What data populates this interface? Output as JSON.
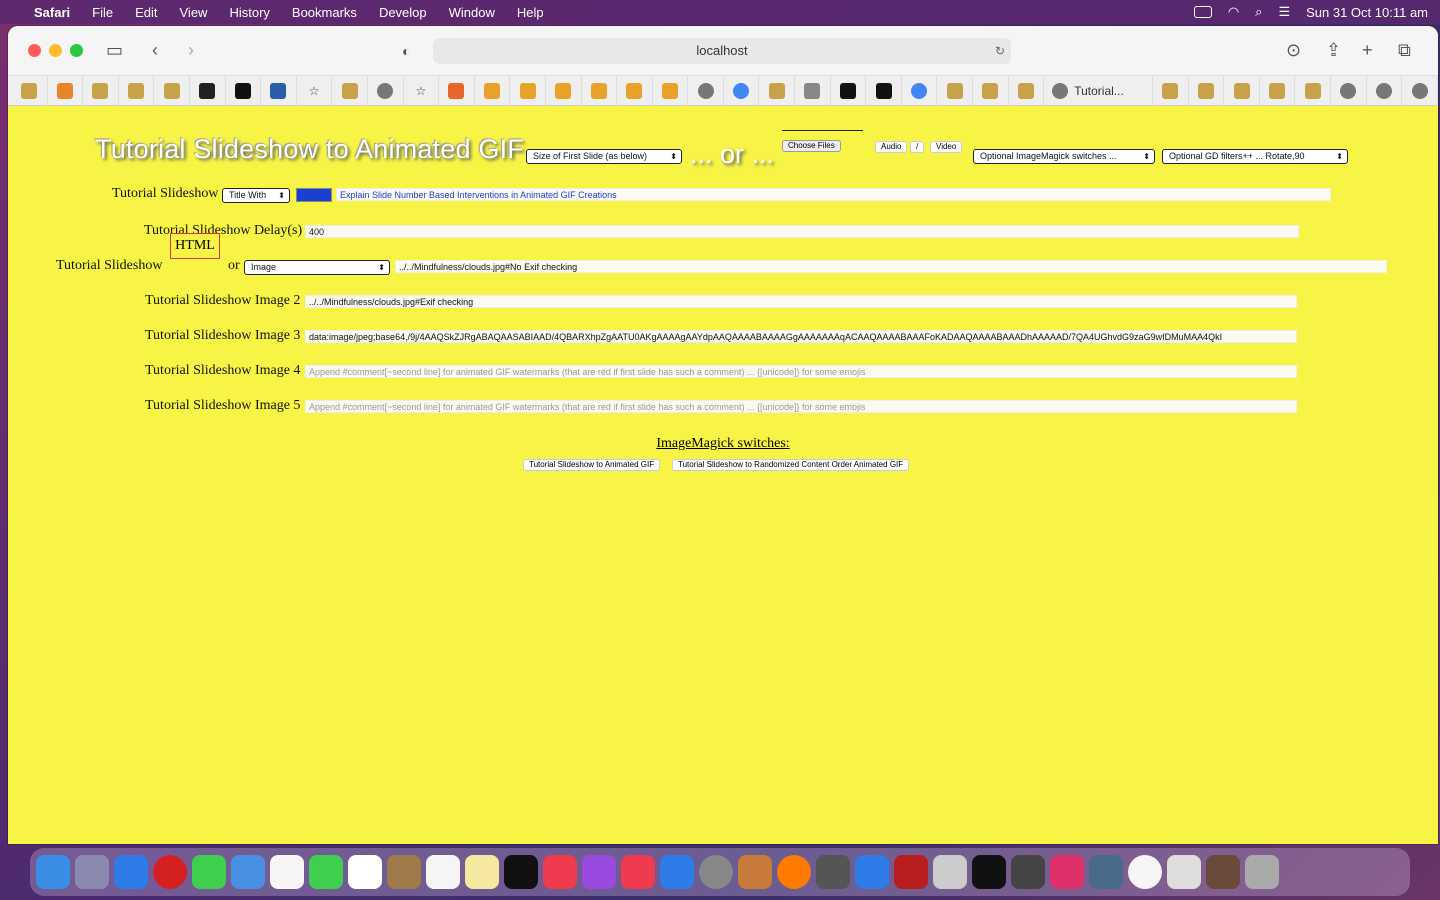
{
  "menubar": {
    "app": "Safari",
    "items": [
      "File",
      "Edit",
      "View",
      "History",
      "Bookmarks",
      "Develop",
      "Window",
      "Help"
    ],
    "datetime": "Sun 31 Oct  10:11 am"
  },
  "browser": {
    "url": "localhost",
    "active_tab": "Tutorial..."
  },
  "page": {
    "heading": "Tutorial Slideshow to Animated GIF",
    "size_select": "Size of First Slide (as below)",
    "or_text": "... or ...",
    "choose_files": "Choose Files",
    "audio_btn": "Audio",
    "slash": "/",
    "video_btn": "Video",
    "imagemagick_select": "Optional ImageMagick switches ...",
    "gd_select": "Optional GD filters++ ...   Rotate,90",
    "slideshow_label": "Tutorial Slideshow",
    "title_select": "Title With",
    "title_value": "Explain Slide Number Based Interventions in Animated GIF Creations",
    "delay_label": "Tutorial Slideshow Delay(s)",
    "delay_value": "400",
    "slideshow_label2": "Tutorial Slideshow",
    "html_btn": "HTML",
    "or_small": "or",
    "image_select": "Image",
    "image1_value": "../../Mindfulness/clouds.jpg#No Exif checking",
    "image2_label": "Tutorial Slideshow Image 2",
    "image2_value": "../../Mindfulness/clouds.jpg#Exif checking",
    "image3_label": "Tutorial Slideshow Image 3",
    "image3_value": "data:image/jpeg;base64,/9j/4AAQSkZJRgABAQAASABIAAD/4QBARXhpZgAATU0AKgAAAAgAAYdpAAQAAAABAAAAGgAAAAAAAqACAAQAAAABAAAFoKADAAQAAAABAAADhAAAAAD/7QA4UGhvdG9zaG9wIDMuMAA4QkI",
    "image4_label": "Tutorial Slideshow Image 4",
    "image4_placeholder": "Append #comment[~second line] for animated GIF watermarks (that are red if first slide has such a comment) ... {[unicode]} for some emojis",
    "image5_label": "Tutorial Slideshow Image 5",
    "image5_placeholder": "Append #comment[~second line] for animated GIF watermarks (that are red if first slide has such a comment) ... {[unicode]} for some emojis",
    "imagemagick_heading": "ImageMagick switches:",
    "btn_animated": "Tutorial Slideshow to Animated GIF",
    "btn_randomized": "Tutorial Slideshow to Randomized Content Order Animated GIF"
  },
  "colors": {
    "page_bg": "#f7f446",
    "title_color_swatch": "#1a3fd1"
  }
}
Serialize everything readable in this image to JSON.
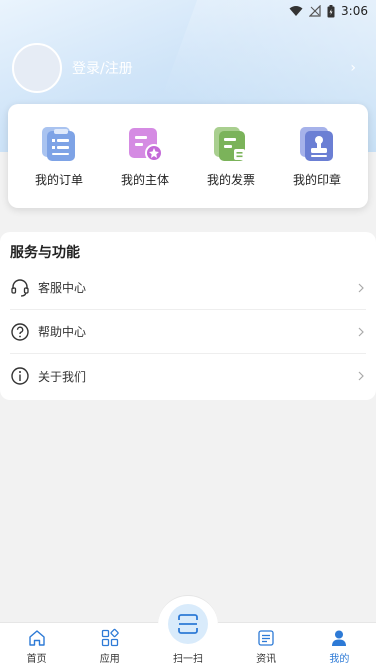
{
  "status_bar": {
    "time": "3:06",
    "icons": [
      "wifi-icon",
      "signal-icon",
      "battery-icon"
    ]
  },
  "profile": {
    "login_label": "登录/注册"
  },
  "quick_actions": [
    {
      "label": "我的订单",
      "icon": "order-icon",
      "color": "#7ea3e6"
    },
    {
      "label": "我的主体",
      "icon": "entity-icon",
      "color": "#c46ad8"
    },
    {
      "label": "我的发票",
      "icon": "invoice-icon",
      "color": "#7bb35a"
    },
    {
      "label": "我的印章",
      "icon": "seal-icon",
      "color": "#6b7fd4"
    }
  ],
  "services": {
    "title": "服务与功能",
    "items": [
      {
        "label": "客服中心",
        "icon": "headset-icon"
      },
      {
        "label": "帮助中心",
        "icon": "question-icon"
      },
      {
        "label": "关于我们",
        "icon": "info-icon"
      }
    ]
  },
  "tabbar": {
    "home": "首页",
    "apps": "应用",
    "scan": "扫一扫",
    "news": "资讯",
    "mine": "我的",
    "active": "我的",
    "accent": "#2d7ad6"
  }
}
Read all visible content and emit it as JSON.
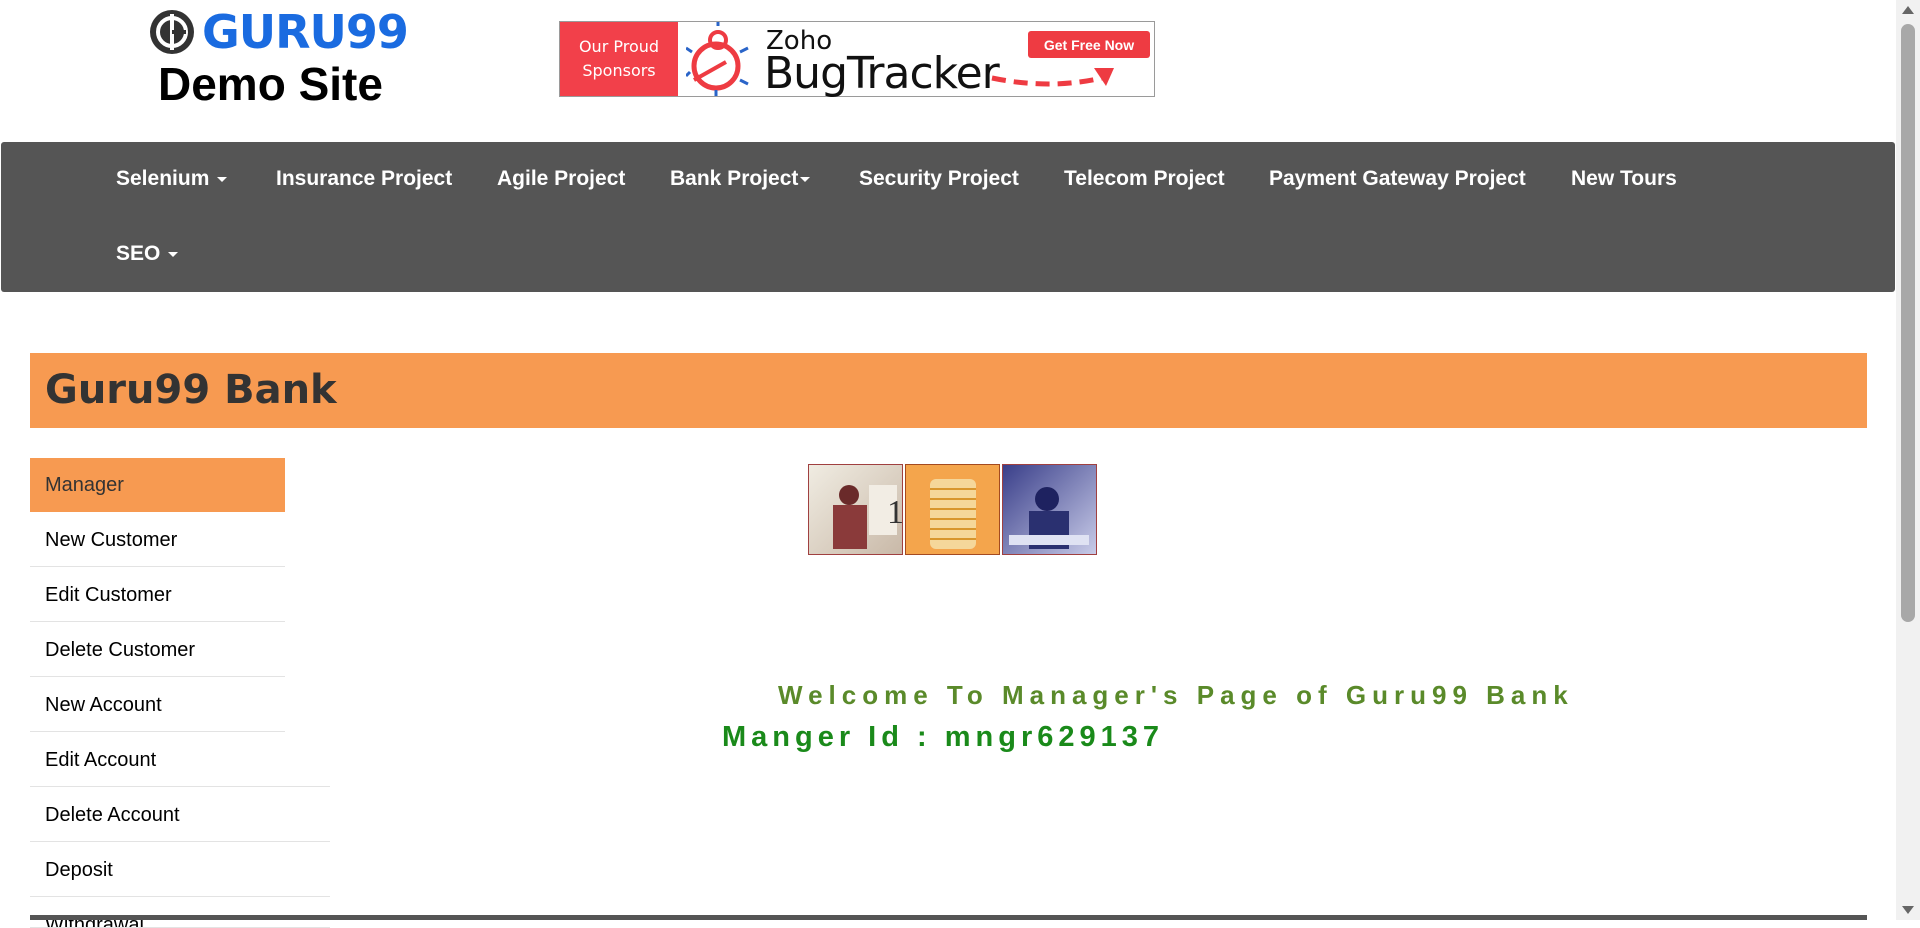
{
  "logo": {
    "word": "GURU99",
    "subtitle": "Demo Site"
  },
  "banner": {
    "left_line1": "Our Proud",
    "left_line2": "Sponsors",
    "brand_small": "Zoho",
    "brand_large": "BugTracker",
    "cta": "Get Free Now"
  },
  "nav": {
    "items": [
      {
        "label": "Selenium",
        "dropdown": true
      },
      {
        "label": "Insurance Project",
        "dropdown": false
      },
      {
        "label": "Agile Project",
        "dropdown": false
      },
      {
        "label": "Bank Project",
        "dropdown": true
      },
      {
        "label": "Security Project",
        "dropdown": false
      },
      {
        "label": "Telecom Project",
        "dropdown": false
      },
      {
        "label": "Payment Gateway Project",
        "dropdown": false
      },
      {
        "label": "New Tours",
        "dropdown": false
      },
      {
        "label": "SEO",
        "dropdown": true
      }
    ]
  },
  "title": "Guru99 Bank",
  "menu": {
    "items": [
      "Manager",
      "New Customer",
      "Edit Customer",
      "Delete Customer",
      "New Account",
      "Edit Account",
      "Delete Account",
      "Deposit",
      "Withdrawal"
    ]
  },
  "welcome": "Welcome To Manager's Page of Guru99 Bank",
  "manager_id": "Manger Id : mngr629137",
  "colors": {
    "accent": "#f79a51",
    "navbar": "#555555",
    "logo_blue": "#1a6be0",
    "welcome_green": "#5a8a2a",
    "id_green": "#1a8a1a"
  }
}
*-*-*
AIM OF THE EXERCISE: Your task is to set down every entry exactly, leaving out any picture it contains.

SOLUTION TO THIS TASK:
What data populates this interface? Output as JSON.
{
  "menubar": {
    "app": "Safari",
    "items": [
      "File",
      "Edit",
      "View",
      "History",
      "Bookmarks",
      "Develop",
      "Window",
      "Help"
    ],
    "datetime": "Sun 31 Oct  10:11 am"
  },
  "browser": {
    "url": "localhost",
    "active_tab": "Tutorial..."
  },
  "page": {
    "heading": "Tutorial Slideshow to Animated GIF",
    "size_select": "Size of First Slide (as below)",
    "or_text": "... or ...",
    "choose_files": "Choose Files",
    "audio_btn": "Audio",
    "slash": "/",
    "video_btn": "Video",
    "imagemagick_select": "Optional ImageMagick switches ...",
    "gd_select": "Optional GD filters++ ...   Rotate,90",
    "slideshow_label": "Tutorial Slideshow",
    "title_select": "Title With",
    "title_value": "Explain Slide Number Based Interventions in Animated GIF Creations",
    "delay_label": "Tutorial Slideshow Delay(s)",
    "delay_value": "400",
    "slideshow_label2": "Tutorial Slideshow",
    "html_btn": "HTML",
    "or_small": "or",
    "image_select": "Image",
    "image1_value": "../../Mindfulness/clouds.jpg#No Exif checking",
    "image2_label": "Tutorial Slideshow Image 2",
    "image2_value": "../../Mindfulness/clouds.jpg#Exif checking",
    "image3_label": "Tutorial Slideshow Image 3",
    "image3_value": "data:image/jpeg;base64,/9j/4AAQSkZJRgABAQAASABIAAD/4QBARXhpZgAATU0AKgAAAAgAAYdpAAQAAAABAAAAGgAAAAAAAqACAAQAAAABAAAFoKADAAQAAAABAAADhAAAAAD/7QA4UGhvdG9zaG9wIDMuMAA4QkI",
    "image4_label": "Tutorial Slideshow Image 4",
    "image4_placeholder": "Append #comment[~second line] for animated GIF watermarks (that are red if first slide has such a comment) ... {[unicode]} for some emojis",
    "image5_label": "Tutorial Slideshow Image 5",
    "image5_placeholder": "Append #comment[~second line] for animated GIF watermarks (that are red if first slide has such a comment) ... {[unicode]} for some emojis",
    "imagemagick_heading": "ImageMagick switches:",
    "btn_animated": "Tutorial Slideshow to Animated GIF",
    "btn_randomized": "Tutorial Slideshow to Randomized Content Order Animated GIF"
  },
  "colors": {
    "page_bg": "#f7f446",
    "title_color_swatch": "#1a3fd1"
  }
}
Serialize everything readable in this image to JSON.
{
  "status_bar": {
    "time": "3:06",
    "icons": [
      "wifi-icon",
      "signal-icon",
      "battery-icon"
    ]
  },
  "profile": {
    "login_label": "登录/注册"
  },
  "quick_actions": [
    {
      "label": "我的订单",
      "icon": "order-icon",
      "color": "#7ea3e6"
    },
    {
      "label": "我的主体",
      "icon": "entity-icon",
      "color": "#c46ad8"
    },
    {
      "label": "我的发票",
      "icon": "invoice-icon",
      "color": "#7bb35a"
    },
    {
      "label": "我的印章",
      "icon": "seal-icon",
      "color": "#6b7fd4"
    }
  ],
  "services": {
    "title": "服务与功能",
    "items": [
      {
        "label": "客服中心",
        "icon": "headset-icon"
      },
      {
        "label": "帮助中心",
        "icon": "question-icon"
      },
      {
        "label": "关于我们",
        "icon": "info-icon"
      }
    ]
  },
  "tabbar": {
    "home": "首页",
    "apps": "应用",
    "scan": "扫一扫",
    "news": "资讯",
    "mine": "我的",
    "active": "我的",
    "accent": "#2d7ad6"
  }
}
Read all visible content and emit it as JSON.
{
  "logo": {
    "word": "GURU99",
    "subtitle": "Demo Site"
  },
  "banner": {
    "left_line1": "Our Proud",
    "left_line2": "Sponsors",
    "brand_small": "Zoho",
    "brand_large": "BugTracker",
    "cta": "Get Free Now"
  },
  "nav": {
    "items": [
      {
        "label": "Selenium",
        "dropdown": true
      },
      {
        "label": "Insurance Project",
        "dropdown": false
      },
      {
        "label": "Agile Project",
        "dropdown": false
      },
      {
        "label": "Bank Project",
        "dropdown": true
      },
      {
        "label": "Security Project",
        "dropdown": false
      },
      {
        "label": "Telecom Project",
        "dropdown": false
      },
      {
        "label": "Payment Gateway Project",
        "dropdown": false
      },
      {
        "label": "New Tours",
        "dropdown": false
      },
      {
        "label": "SEO",
        "dropdown": true
      }
    ]
  },
  "title": "Guru99 Bank",
  "menu": {
    "items": [
      "Manager",
      "New Customer",
      "Edit Customer",
      "Delete Customer",
      "New Account",
      "Edit Account",
      "Delete Account",
      "Deposit",
      "Withdrawal"
    ]
  },
  "welcome": "Welcome To Manager's Page of Guru99 Bank",
  "manager_id": "Manger Id : mngr629137",
  "colors": {
    "accent": "#f79a51",
    "navbar": "#555555",
    "logo_blue": "#1a6be0",
    "welcome_green": "#5a8a2a",
    "id_green": "#1a8a1a"
  }
}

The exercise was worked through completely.